*** DATASET ***

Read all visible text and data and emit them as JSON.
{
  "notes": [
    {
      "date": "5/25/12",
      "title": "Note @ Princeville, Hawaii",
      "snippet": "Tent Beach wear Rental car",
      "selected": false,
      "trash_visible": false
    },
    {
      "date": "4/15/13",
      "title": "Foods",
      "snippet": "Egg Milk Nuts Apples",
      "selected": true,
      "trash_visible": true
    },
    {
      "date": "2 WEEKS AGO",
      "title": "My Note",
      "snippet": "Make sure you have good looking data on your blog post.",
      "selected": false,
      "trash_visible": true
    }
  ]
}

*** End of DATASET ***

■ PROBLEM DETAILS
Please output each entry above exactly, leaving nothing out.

■ OUTPUT FOR THIS EXERCISE
Read all visible text and data and emit them as JSON.
{
  "notes": [
    {
      "date": "5/25/12",
      "title": "Note @ Princeville, Hawaii",
      "snippet": "Tent Beach wear Rental car",
      "selected": false,
      "trash_visible": false
    },
    {
      "date": "4/15/13",
      "title": "Foods",
      "snippet": "Egg Milk Nuts Apples",
      "selected": true,
      "trash_visible": true
    },
    {
      "date": "2 WEEKS AGO",
      "title": "My Note",
      "snippet": "Make sure you have good looking data on your blog post.",
      "selected": false,
      "trash_visible": true
    }
  ]
}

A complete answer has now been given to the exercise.